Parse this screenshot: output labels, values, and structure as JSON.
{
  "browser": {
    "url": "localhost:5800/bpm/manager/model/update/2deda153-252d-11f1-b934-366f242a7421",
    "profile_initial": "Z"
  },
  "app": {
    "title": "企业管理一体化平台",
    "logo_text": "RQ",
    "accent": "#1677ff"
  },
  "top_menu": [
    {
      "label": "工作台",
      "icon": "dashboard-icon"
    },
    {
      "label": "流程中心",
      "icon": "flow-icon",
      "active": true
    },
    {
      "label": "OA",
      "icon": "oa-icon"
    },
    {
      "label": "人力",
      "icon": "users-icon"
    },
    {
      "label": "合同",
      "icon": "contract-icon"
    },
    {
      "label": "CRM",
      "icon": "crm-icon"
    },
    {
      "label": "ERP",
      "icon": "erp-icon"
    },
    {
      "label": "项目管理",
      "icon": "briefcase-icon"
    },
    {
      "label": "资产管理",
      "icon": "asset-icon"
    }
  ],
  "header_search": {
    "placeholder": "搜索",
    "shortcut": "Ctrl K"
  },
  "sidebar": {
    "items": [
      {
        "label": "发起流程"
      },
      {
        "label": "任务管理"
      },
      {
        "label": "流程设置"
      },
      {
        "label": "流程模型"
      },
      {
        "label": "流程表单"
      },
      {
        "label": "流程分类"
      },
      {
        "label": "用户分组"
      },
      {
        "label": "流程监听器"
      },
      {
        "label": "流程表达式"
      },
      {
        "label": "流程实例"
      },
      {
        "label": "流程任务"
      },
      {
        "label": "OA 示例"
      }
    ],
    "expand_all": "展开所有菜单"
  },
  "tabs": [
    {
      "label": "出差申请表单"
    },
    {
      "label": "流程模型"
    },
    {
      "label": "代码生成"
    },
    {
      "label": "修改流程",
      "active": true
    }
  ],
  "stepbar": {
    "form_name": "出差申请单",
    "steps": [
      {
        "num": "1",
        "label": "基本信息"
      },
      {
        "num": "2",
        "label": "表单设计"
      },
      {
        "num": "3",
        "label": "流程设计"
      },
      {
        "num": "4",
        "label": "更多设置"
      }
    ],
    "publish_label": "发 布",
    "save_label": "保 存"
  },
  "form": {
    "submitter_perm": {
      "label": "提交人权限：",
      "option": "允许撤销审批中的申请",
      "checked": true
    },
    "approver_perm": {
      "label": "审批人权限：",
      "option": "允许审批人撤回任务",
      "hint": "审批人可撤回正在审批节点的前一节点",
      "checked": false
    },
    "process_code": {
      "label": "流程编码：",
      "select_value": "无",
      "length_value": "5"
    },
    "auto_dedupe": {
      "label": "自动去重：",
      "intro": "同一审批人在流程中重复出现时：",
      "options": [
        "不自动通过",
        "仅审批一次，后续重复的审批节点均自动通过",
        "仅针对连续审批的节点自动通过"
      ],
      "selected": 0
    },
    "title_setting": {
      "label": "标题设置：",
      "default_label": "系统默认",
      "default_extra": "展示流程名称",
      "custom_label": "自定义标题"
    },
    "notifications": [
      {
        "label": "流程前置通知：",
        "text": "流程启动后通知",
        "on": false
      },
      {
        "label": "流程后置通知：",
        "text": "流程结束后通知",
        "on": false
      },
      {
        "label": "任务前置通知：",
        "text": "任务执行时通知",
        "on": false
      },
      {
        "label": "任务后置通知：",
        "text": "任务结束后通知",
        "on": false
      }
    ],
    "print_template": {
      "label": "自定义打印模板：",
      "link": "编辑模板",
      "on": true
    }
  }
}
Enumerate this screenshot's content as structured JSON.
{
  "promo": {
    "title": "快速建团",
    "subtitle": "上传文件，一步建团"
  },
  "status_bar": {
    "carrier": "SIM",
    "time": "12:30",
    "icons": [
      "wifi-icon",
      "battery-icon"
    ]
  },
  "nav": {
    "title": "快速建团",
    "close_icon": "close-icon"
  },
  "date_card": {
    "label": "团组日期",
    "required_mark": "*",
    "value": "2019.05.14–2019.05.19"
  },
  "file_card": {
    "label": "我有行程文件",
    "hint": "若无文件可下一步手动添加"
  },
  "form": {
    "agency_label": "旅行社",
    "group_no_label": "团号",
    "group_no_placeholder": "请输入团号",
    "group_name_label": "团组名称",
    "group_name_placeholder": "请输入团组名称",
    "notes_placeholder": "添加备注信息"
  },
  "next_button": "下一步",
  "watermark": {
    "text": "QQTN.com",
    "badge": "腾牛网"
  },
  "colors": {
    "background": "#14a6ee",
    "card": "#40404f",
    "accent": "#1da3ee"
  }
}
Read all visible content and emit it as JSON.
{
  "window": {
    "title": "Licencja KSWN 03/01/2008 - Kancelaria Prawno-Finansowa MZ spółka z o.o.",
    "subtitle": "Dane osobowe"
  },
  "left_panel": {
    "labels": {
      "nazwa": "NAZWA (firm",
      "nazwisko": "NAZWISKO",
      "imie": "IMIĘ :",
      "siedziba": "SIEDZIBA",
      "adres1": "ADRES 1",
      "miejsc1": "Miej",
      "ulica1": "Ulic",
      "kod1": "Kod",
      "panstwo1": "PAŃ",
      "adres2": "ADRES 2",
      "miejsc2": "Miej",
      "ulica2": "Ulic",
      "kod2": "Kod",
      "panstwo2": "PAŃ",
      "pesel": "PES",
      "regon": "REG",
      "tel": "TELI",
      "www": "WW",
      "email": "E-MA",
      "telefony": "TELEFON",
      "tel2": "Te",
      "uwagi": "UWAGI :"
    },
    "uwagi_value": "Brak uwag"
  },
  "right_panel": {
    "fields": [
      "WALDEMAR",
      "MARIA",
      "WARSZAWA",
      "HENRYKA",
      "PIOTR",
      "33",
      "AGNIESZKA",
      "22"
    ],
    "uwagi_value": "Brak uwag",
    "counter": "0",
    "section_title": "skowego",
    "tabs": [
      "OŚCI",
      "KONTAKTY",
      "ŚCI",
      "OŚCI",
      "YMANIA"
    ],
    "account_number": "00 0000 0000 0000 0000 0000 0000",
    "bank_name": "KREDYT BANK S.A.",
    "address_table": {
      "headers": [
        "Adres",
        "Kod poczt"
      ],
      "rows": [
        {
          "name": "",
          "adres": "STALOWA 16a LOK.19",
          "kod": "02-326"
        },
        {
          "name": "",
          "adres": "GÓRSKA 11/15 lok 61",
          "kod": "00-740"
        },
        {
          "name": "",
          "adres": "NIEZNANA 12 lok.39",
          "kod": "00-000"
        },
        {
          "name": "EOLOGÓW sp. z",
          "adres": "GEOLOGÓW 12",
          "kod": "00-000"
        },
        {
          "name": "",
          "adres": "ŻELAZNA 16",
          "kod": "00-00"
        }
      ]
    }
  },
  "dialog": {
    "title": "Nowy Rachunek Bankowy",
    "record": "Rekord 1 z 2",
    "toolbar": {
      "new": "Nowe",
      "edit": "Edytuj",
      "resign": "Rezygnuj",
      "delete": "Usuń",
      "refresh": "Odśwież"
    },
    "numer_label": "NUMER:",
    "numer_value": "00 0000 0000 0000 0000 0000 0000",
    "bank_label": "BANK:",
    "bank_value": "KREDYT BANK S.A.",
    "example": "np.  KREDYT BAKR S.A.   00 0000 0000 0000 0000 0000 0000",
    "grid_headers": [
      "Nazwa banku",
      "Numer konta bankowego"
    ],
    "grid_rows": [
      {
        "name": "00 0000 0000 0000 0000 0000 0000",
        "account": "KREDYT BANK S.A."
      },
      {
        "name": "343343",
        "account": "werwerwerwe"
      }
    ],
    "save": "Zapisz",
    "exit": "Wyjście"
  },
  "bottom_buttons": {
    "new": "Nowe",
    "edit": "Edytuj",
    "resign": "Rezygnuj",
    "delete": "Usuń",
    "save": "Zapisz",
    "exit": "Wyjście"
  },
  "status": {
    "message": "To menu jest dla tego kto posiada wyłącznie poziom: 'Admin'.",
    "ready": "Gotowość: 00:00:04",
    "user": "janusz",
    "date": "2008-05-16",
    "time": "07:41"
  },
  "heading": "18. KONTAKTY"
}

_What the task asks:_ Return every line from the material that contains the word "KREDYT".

_Response to the exercise:_
    "bank_name": "KREDYT BANK S.A.",
    "bank_value": "KREDYT BANK S.A.",
    "example": "np.  KREDYT BAKR S.A.   00 0000 0000 0000 0000 0000 0000",
        "account": "KREDYT BANK S.A."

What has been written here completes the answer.